Lookout Mobile Security will soon start selling a premium version of its smartphone security software that includes new privacy and backup and restore features.
Lookout’s free software has already been downloaded by more than 3 million users. It offers antivirus protection and some basic data backup. The premium product comes with a few extras that Lookout thinks power users will be willing to pay for.
One of them is a privacy dashboard that scans mobile apps as they’re being downloaded and offers users a central place to see which programs are accessing what types of data and messages. “Privacy is becoming a much bigger issue, especially in the world of mobile applications,” said John Hering, Lookout’s CEO.
Recently researchers at Kaspersky Lab discovered a handful of Trojan horse programs for the Android platform that sent expensive SMS messages without user consent. And just last week Google was forced to pull an Android application, called SMS Replicator, from its marketplace after the New York Times reported that the program was designed to secretly spy on mobile phone users.
Whether consumers are ready to pay US$2.99 a month — the cost of Lookout Premium — for privacy protection is another matter, however. Criminals still prefer to write malicious software for the Windows operating system, and consumers haven’t yet accepted the idea of paying for security software on their phones.
Lookout’s Hering says that as more and more applications show up with privacy problems — even inadvertent issues — more people will want to pay for his software. “Privacy protection is kind of our flagship feature,” he said.
In addition to the privacy protection software, the premium product also gives users a way to backup and restore their photos and call history — and to transfer this data to a new phone. It will be available first for Android users later this month, with Windows and BlackBerry versions shipping sometime after that. A yearly subscription costs $29.99.
Robert McMillan covers computer security and general technology breaking news for The IDG News Service.

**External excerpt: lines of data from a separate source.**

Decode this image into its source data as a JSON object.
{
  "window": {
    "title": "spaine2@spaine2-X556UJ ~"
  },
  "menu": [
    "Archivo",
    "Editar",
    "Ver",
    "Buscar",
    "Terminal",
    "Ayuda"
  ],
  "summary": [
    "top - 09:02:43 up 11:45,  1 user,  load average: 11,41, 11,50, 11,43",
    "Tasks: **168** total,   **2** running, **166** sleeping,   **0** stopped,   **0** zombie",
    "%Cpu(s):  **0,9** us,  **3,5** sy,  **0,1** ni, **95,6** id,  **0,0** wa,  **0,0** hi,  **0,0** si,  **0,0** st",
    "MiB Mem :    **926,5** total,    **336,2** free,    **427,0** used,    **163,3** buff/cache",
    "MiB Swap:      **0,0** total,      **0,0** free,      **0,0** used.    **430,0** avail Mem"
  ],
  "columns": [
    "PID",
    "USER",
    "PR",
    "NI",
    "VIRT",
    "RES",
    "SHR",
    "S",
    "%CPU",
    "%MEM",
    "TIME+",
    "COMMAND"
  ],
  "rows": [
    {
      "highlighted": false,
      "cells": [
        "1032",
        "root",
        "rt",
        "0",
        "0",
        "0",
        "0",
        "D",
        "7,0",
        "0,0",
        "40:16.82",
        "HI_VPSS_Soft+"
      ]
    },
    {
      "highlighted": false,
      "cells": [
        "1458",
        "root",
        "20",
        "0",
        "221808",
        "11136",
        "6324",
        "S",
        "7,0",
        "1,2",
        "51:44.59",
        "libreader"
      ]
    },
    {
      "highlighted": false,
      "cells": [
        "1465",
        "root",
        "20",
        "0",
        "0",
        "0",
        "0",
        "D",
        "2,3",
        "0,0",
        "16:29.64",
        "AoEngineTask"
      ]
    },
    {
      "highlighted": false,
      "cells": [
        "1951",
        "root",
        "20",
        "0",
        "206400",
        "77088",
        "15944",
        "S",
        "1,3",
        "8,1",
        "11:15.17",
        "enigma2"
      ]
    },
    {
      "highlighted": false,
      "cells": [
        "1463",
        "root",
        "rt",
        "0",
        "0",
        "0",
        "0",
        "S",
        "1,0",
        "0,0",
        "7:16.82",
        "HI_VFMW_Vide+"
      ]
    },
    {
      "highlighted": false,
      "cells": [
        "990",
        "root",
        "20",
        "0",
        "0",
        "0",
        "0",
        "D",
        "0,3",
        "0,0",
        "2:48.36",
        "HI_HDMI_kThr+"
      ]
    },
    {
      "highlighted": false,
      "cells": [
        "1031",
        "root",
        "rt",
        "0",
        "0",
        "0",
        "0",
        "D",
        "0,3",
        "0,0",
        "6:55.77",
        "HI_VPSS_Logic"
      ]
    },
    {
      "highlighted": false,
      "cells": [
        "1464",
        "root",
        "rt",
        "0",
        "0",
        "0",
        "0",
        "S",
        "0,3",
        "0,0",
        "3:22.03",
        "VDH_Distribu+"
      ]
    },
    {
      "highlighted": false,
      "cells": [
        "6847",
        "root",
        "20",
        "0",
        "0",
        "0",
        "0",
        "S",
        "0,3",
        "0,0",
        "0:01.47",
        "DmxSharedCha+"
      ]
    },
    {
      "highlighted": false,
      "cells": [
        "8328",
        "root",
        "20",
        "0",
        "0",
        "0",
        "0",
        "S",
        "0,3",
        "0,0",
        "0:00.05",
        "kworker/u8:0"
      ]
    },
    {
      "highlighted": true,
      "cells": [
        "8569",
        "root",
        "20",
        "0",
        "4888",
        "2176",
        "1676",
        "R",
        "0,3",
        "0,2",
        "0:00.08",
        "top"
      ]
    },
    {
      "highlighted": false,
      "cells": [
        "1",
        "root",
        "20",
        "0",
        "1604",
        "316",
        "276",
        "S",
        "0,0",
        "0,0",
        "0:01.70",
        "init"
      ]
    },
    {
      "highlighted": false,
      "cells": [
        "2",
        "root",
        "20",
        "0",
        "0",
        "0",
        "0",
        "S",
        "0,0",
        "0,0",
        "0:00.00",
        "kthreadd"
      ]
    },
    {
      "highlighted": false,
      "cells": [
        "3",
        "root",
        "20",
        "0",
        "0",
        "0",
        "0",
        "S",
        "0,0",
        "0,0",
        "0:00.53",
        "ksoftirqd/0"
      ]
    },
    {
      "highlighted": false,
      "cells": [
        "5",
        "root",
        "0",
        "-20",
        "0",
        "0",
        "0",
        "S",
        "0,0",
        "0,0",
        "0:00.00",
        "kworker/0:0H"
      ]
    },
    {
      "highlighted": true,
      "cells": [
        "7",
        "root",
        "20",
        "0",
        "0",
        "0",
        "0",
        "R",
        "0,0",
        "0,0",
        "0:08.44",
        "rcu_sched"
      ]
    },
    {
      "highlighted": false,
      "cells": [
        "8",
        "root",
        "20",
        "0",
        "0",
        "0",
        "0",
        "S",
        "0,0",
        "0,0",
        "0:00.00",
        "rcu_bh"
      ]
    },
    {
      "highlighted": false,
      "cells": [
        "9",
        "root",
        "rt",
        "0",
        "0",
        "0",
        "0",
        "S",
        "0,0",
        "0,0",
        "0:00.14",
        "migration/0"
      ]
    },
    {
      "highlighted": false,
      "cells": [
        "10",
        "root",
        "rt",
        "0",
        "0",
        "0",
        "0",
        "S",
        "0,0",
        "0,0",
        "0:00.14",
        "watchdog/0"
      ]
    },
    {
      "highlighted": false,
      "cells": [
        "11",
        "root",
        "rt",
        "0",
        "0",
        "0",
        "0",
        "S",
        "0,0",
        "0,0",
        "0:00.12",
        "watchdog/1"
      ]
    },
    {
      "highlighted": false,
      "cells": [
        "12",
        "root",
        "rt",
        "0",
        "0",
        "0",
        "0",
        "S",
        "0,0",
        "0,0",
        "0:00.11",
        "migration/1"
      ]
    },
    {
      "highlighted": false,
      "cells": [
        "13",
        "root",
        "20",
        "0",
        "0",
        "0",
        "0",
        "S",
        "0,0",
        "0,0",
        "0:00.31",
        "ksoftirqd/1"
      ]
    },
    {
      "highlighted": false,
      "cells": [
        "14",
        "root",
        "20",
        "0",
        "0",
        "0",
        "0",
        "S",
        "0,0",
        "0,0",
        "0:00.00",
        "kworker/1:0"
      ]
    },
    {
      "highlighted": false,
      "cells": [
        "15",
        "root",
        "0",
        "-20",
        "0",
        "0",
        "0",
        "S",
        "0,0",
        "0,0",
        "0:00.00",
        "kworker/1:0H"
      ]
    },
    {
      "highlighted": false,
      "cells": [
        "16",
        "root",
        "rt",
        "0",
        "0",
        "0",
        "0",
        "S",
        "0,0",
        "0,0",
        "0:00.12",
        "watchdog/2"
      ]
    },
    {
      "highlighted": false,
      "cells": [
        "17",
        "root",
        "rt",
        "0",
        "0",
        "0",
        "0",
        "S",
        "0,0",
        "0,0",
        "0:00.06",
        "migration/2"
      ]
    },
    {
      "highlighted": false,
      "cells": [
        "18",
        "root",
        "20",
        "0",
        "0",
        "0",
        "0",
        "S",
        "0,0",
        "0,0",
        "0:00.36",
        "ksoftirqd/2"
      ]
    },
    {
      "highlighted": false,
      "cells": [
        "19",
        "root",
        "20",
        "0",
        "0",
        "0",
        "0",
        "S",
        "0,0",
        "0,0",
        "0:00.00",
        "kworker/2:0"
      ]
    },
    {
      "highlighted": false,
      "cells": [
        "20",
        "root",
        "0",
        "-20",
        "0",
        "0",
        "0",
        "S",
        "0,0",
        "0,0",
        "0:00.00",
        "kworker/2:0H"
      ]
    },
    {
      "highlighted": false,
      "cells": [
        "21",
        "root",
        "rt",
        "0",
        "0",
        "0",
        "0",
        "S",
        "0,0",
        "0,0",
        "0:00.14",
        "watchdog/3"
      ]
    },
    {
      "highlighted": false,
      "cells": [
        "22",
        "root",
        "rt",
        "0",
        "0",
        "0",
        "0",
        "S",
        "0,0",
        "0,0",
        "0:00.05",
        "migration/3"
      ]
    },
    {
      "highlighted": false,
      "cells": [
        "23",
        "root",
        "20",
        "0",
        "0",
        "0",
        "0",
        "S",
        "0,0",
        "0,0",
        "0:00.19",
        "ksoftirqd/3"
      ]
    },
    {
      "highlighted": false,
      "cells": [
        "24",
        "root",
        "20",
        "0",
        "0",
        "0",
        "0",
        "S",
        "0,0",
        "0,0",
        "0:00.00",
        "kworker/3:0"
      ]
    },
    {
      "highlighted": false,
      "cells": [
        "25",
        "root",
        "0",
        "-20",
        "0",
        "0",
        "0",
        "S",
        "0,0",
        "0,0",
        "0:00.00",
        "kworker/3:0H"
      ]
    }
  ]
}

Follow Robert on Twitter at @bobmcmillan. Robert’s e-mail address is firstname.lastname@example.org